┌──

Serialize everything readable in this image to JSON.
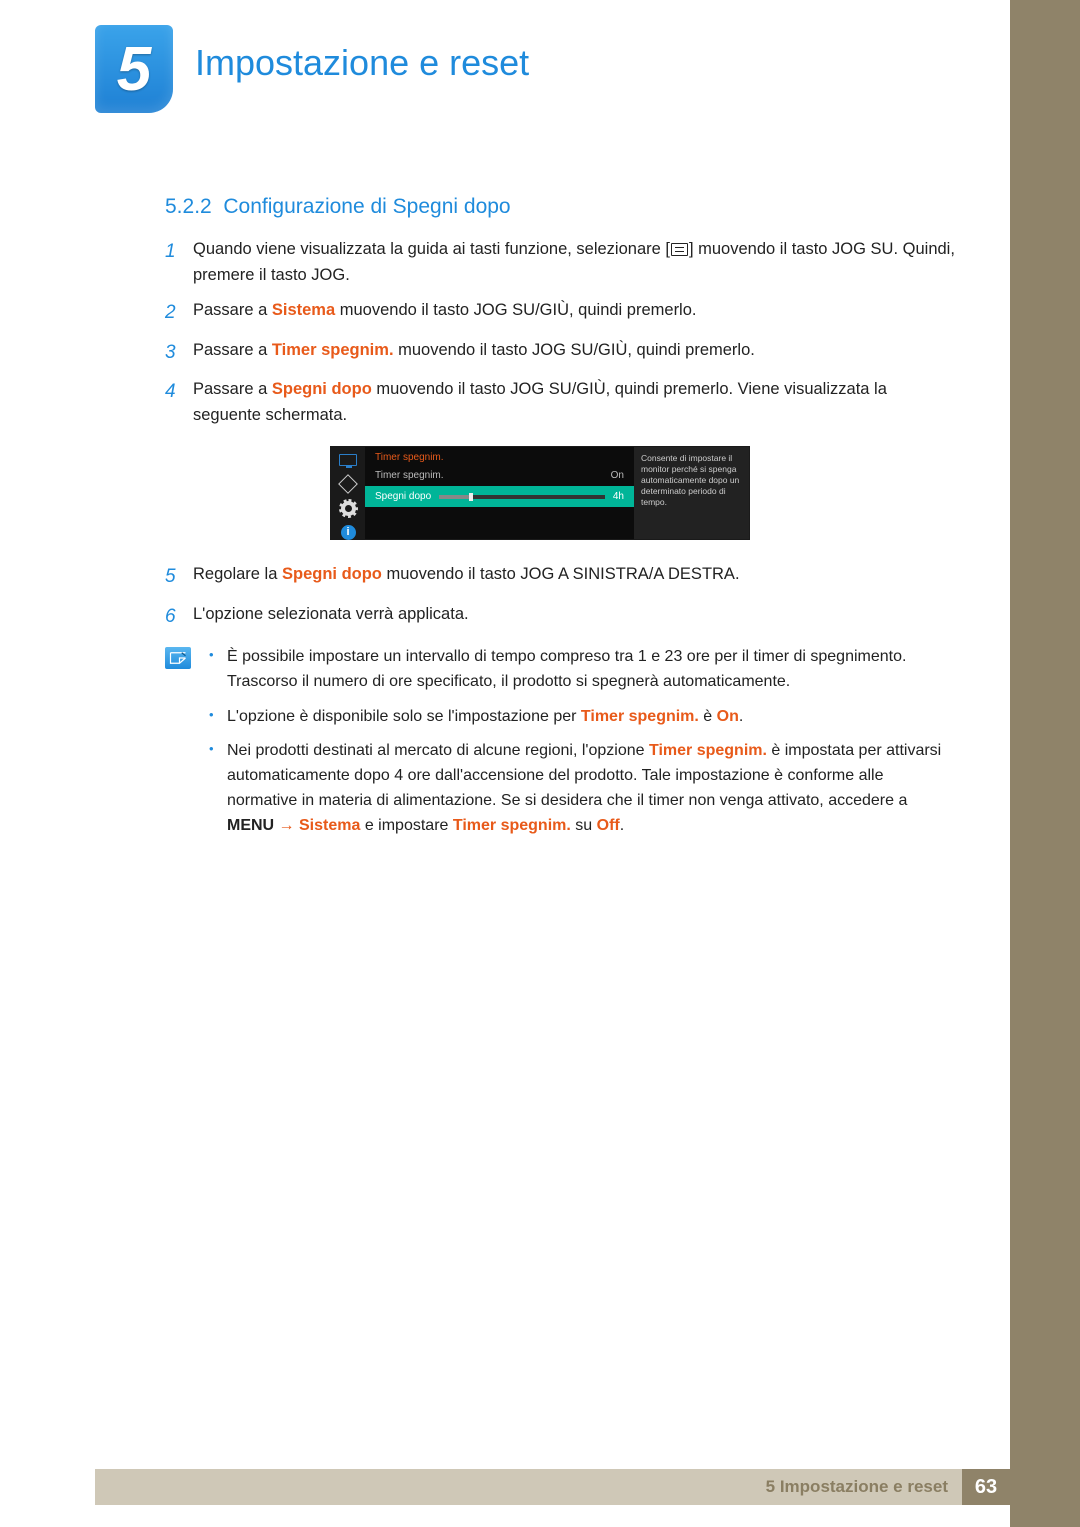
{
  "chapter": {
    "number": "5",
    "title": "Impostazione e reset"
  },
  "section": {
    "number": "5.2.2",
    "title": "Configurazione di Spegni dopo"
  },
  "steps": {
    "s1": "Quando viene visualizzata la guida ai tasti funzione, selezionare [",
    "s1b": "] muovendo il tasto JOG SU. Quindi, premere il tasto JOG.",
    "s2a": "Passare a ",
    "s2hl": "Sistema",
    "s2b": " muovendo il tasto JOG SU/GIÙ, quindi premerlo.",
    "s3a": "Passare a ",
    "s3hl": "Timer spegnim.",
    "s3b": " muovendo il tasto JOG SU/GIÙ, quindi premerlo.",
    "s4a": "Passare a ",
    "s4hl": "Spegni dopo",
    "s4b": " muovendo il tasto JOG SU/GIÙ, quindi premerlo. Viene visualizzata la seguente schermata.",
    "s5a": "Regolare la ",
    "s5hl": "Spegni dopo",
    "s5b": " muovendo il tasto JOG A SINISTRA/A DESTRA.",
    "s6": "L'opzione selezionata verrà applicata."
  },
  "osd": {
    "header": "Timer spegnim.",
    "row1_label": "Timer spegnim.",
    "row1_value": "On",
    "row2_label": "Spegni dopo",
    "row2_value": "4h",
    "desc": "Consente di impostare il monitor perché si spenga automaticamente dopo un determinato periodo di tempo."
  },
  "notes": {
    "n1": "È possibile impostare un intervallo di tempo compreso tra 1 e 23 ore per il timer di spegnimento. Trascorso il numero di ore specificato, il prodotto si spegnerà automaticamente.",
    "n2a": "L'opzione è disponibile solo se l'impostazione per ",
    "n2hl1": "Timer spegnim.",
    "n2mid": " è ",
    "n2hl2": "On",
    "n2end": ".",
    "n3a": "Nei prodotti destinati al mercato di alcune regioni, l'opzione ",
    "n3hl1": "Timer spegnim.",
    "n3b": " è impostata per attivarsi automaticamente dopo 4 ore dall'accensione del prodotto. Tale impostazione è conforme alle normative in materia di alimentazione. Se si desidera che il timer non venga attivato, accedere a ",
    "n3menu": "MENU",
    "n3arrow": " → ",
    "n3hl2": "Sistema",
    "n3c": " e impostare ",
    "n3hl3": "Timer spegnim.",
    "n3d": " su ",
    "n3hl4": "Off",
    "n3end": "."
  },
  "footer": {
    "label": "5 Impostazione e reset",
    "page": "63"
  }
}
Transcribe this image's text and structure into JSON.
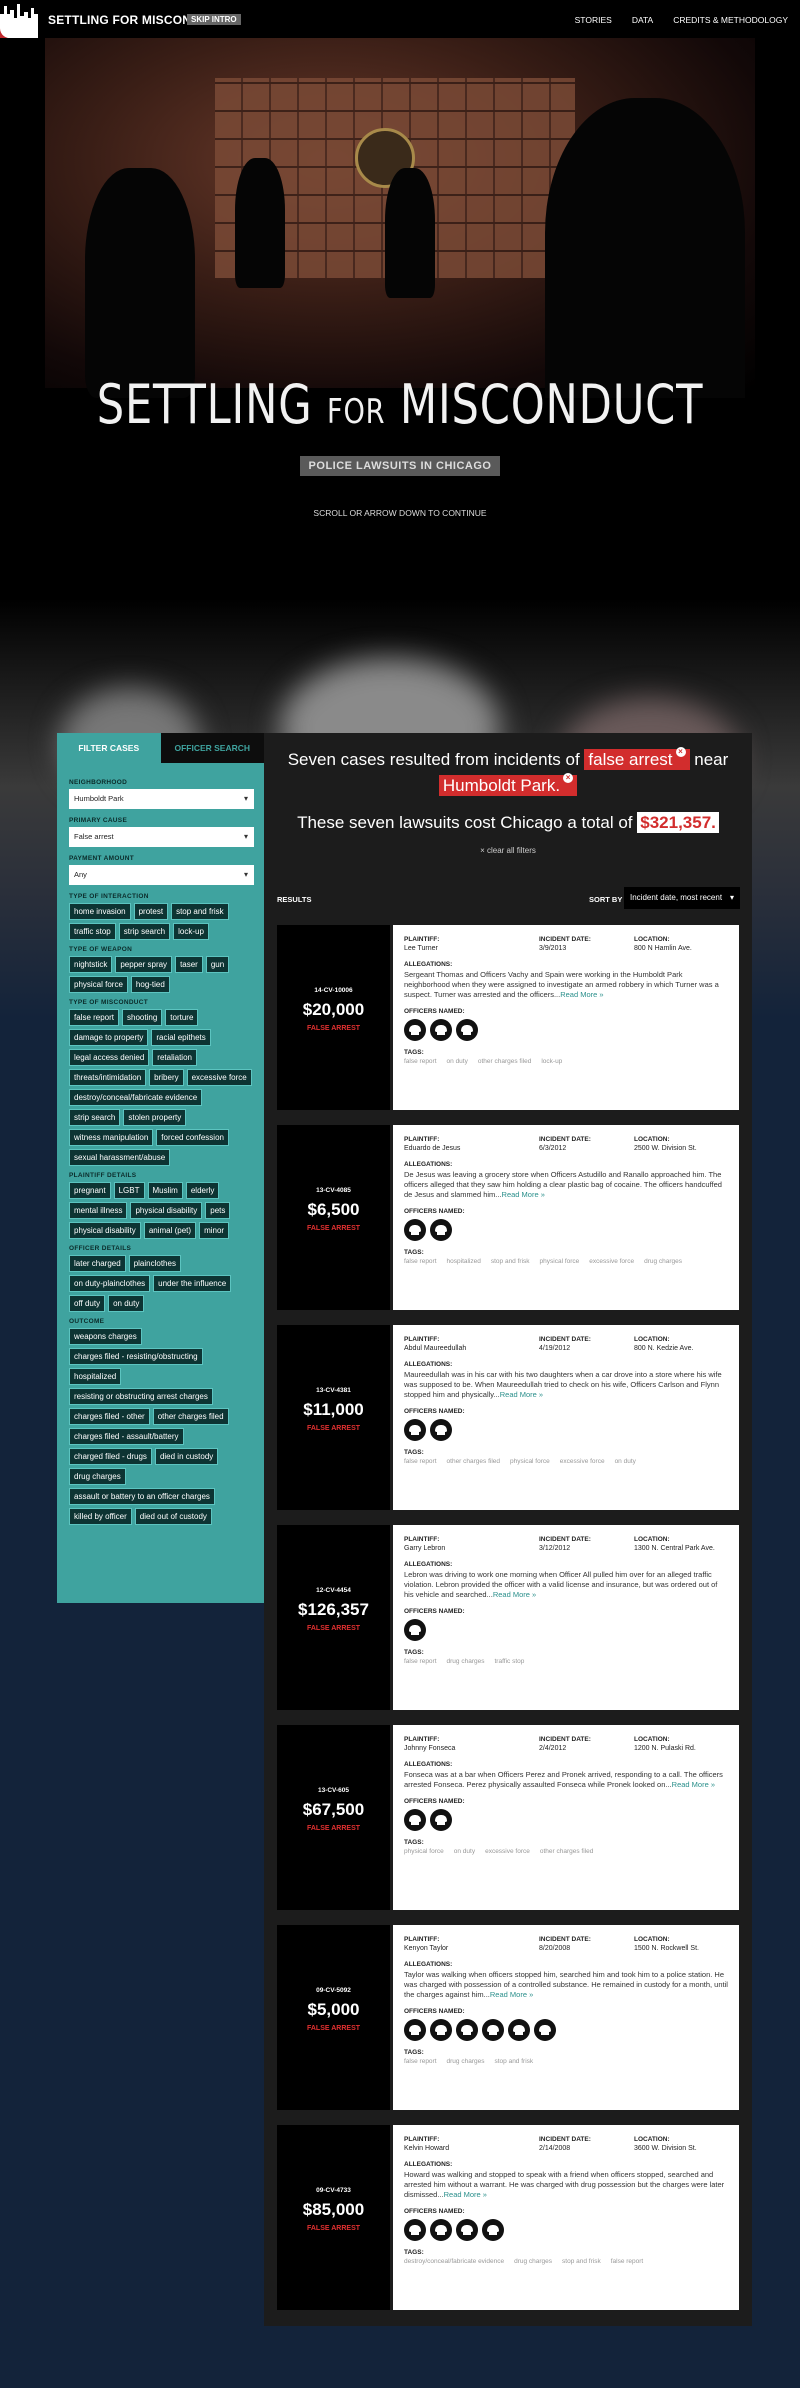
{
  "nav": {
    "title": "SETTLING FOR MISCONDUCT",
    "skip_intro": "SKIP INTRO",
    "links": [
      "STORIES",
      "DATA",
      "CREDITS & METHODOLOGY"
    ]
  },
  "hero": {
    "title_a": "SETTLING ",
    "title_b": "FOR",
    "title_c": " MISCONDUCT",
    "subtitle": "POLICE LAWSUITS IN CHICAGO",
    "scroll_hint": "SCROLL OR ARROW DOWN TO CONTINUE"
  },
  "sidebar": {
    "tabs": [
      "FILTER CASES",
      "OFFICER SEARCH"
    ],
    "neighborhood_label": "NEIGHBORHOOD",
    "neighborhood_value": "Humboldt Park",
    "primary_cause_label": "PRIMARY CAUSE",
    "primary_cause_value": "False arrest",
    "payment_label": "PAYMENT AMOUNT",
    "payment_value": "Any",
    "groups": [
      {
        "label": "TYPE OF INTERACTION",
        "tags": [
          "home invasion",
          "protest",
          "stop and frisk",
          "traffic stop",
          "strip search",
          "lock-up"
        ]
      },
      {
        "label": "TYPE OF WEAPON",
        "tags": [
          "nightstick",
          "pepper spray",
          "taser",
          "gun",
          "physical force",
          "hog-tied"
        ]
      },
      {
        "label": "TYPE OF MISCONDUCT",
        "tags": [
          "false report",
          "shooting",
          "torture",
          "damage to property",
          "racial epithets",
          "legal access denied",
          "retaliation",
          "threats/intimidation",
          "bribery",
          "excessive force",
          "destroy/conceal/fabricate evidence",
          "strip search",
          "stolen property",
          "witness manipulation",
          "forced confession",
          "sexual harassment/abuse"
        ]
      },
      {
        "label": "PLAINTIFF DETAILS",
        "tags": [
          "pregnant",
          "LGBT",
          "Muslim",
          "elderly",
          "mental illness",
          "physical disability",
          "pets",
          "physical disability",
          "animal (pet)",
          "minor"
        ]
      },
      {
        "label": "OFFICER DETAILS",
        "tags": [
          "later charged",
          "plainclothes",
          "on duty-plainclothes",
          "under the influence",
          "off duty",
          "on duty"
        ]
      },
      {
        "label": "OUTCOME",
        "tags": [
          "weapons charges",
          "charges filed - resisting/obstructing",
          "hospitalized",
          "resisting or obstructing arrest charges",
          "charges filed - other",
          "other charges filed",
          "charges filed - assault/battery",
          "charged filed - drugs",
          "died in custody",
          "drug charges",
          "assault or battery to an officer charges",
          "killed by officer",
          "died out of custody"
        ]
      }
    ]
  },
  "summary": {
    "line1_a": "Seven cases resulted from incidents of ",
    "line1_hl1": "false arrest",
    "line1_b": " near ",
    "line1_hl2": "Humboldt Park.",
    "line2_a": "These seven lawsuits cost Chicago a total of ",
    "line2_amt": "$321,357.",
    "clear": "×  clear all filters"
  },
  "results": {
    "label": "RESULTS",
    "sort_label": "SORT BY",
    "sort_value": "Incident date, most recent",
    "labels": {
      "plaintiff": "PLAINTIFF:",
      "date": "INCIDENT DATE:",
      "location": "LOCATION:",
      "allegations": "ALLEGATIONS:",
      "officers": "OFFICERS NAMED:",
      "tags": "TAGS:",
      "more": "Read More »"
    },
    "cases": [
      {
        "num": "14-CV-10006",
        "amount": "$20,000",
        "cause": "FALSE ARREST",
        "plaintiff": "Lee Turner",
        "date": "3/9/2013",
        "location": "800 N Hamlin Ave.",
        "allegations": "Sergeant Thomas and Officers Vachy and Spain were working in the Humboldt Park neighborhood when they were assigned to investigate an armed robbery in which Turner was a suspect. Turner was arrested and the officers...",
        "officers": 3,
        "tags": [
          "false report",
          "on duty",
          "other charges filed",
          "lock-up"
        ]
      },
      {
        "num": "13-CV-4085",
        "amount": "$6,500",
        "cause": "FALSE ARREST",
        "plaintiff": "Eduardo de Jesus",
        "date": "6/3/2012",
        "location": "2500 W. Division St.",
        "allegations": "De Jesus was leaving a grocery store when Officers Astudillo and Ranallo approached him. The officers alleged that they saw him holding a clear plastic bag of cocaine. The officers handcuffed de Jesus and slammed him...",
        "officers": 2,
        "tags": [
          "false report",
          "hospitalized",
          "stop and frisk",
          "physical force",
          "excessive force",
          "drug charges"
        ]
      },
      {
        "num": "13-CV-4381",
        "amount": "$11,000",
        "cause": "FALSE ARREST",
        "plaintiff": "Abdul Maureedullah",
        "date": "4/19/2012",
        "location": "800 N. Kedzie Ave.",
        "allegations": "Maureedullah was in his car with his two daughters when a car drove into a store where his wife was supposed to be. When Maureedullah tried to check on his wife, Officers Carlson and Flynn stopped him and physically...",
        "officers": 2,
        "tags": [
          "false report",
          "other charges filed",
          "physical force",
          "excessive force",
          "on duty"
        ]
      },
      {
        "num": "12-CV-4454",
        "amount": "$126,357",
        "cause": "FALSE ARREST",
        "plaintiff": "Garry Lebron",
        "date": "3/12/2012",
        "location": "1300 N. Central Park Ave.",
        "allegations": "Lebron was driving to work one morning when Officer All pulled him over for an alleged traffic violation. Lebron provided the officer with a valid license and insurance, but was ordered out of his vehicle and searched...",
        "officers": 1,
        "tags": [
          "false report",
          "drug charges",
          "traffic stop"
        ]
      },
      {
        "num": "13-CV-605",
        "amount": "$67,500",
        "cause": "FALSE ARREST",
        "plaintiff": "Johnny Fonseca",
        "date": "2/4/2012",
        "location": "1200 N. Pulaski Rd.",
        "allegations": "Fonseca was at a bar when Officers Perez and Pronek arrived, responding to a call. The officers arrested Fonseca. Perez physically assaulted Fonseca while Pronek looked on...",
        "officers": 2,
        "tags": [
          "physical force",
          "on duty",
          "excessive force",
          "other charges filed"
        ]
      },
      {
        "num": "09-CV-5092",
        "amount": "$5,000",
        "cause": "FALSE ARREST",
        "plaintiff": "Kenyon Taylor",
        "date": "8/20/2008",
        "location": "1500 N. Rockwell St.",
        "allegations": "Taylor was walking when officers stopped him, searched him and took him to a police station. He was charged with possession of a controlled substance. He remained in custody for a month, until the charges against him...",
        "officers": 6,
        "tags": [
          "false report",
          "drug charges",
          "stop and frisk"
        ]
      },
      {
        "num": "09-CV-4733",
        "amount": "$85,000",
        "cause": "FALSE ARREST",
        "plaintiff": "Kelvin Howard",
        "date": "2/14/2008",
        "location": "3600 W. Division St.",
        "allegations": "Howard was walking and stopped to speak with a friend when officers stopped, searched and arrested him without a warrant. He was charged with drug possession but the charges were later dismissed...",
        "officers": 4,
        "tags": [
          "destroy/conceal/fabricate evidence",
          "drug charges",
          "stop and frisk",
          "false report"
        ]
      }
    ]
  }
}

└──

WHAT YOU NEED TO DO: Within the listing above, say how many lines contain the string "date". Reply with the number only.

EXERCISE RESULT: 9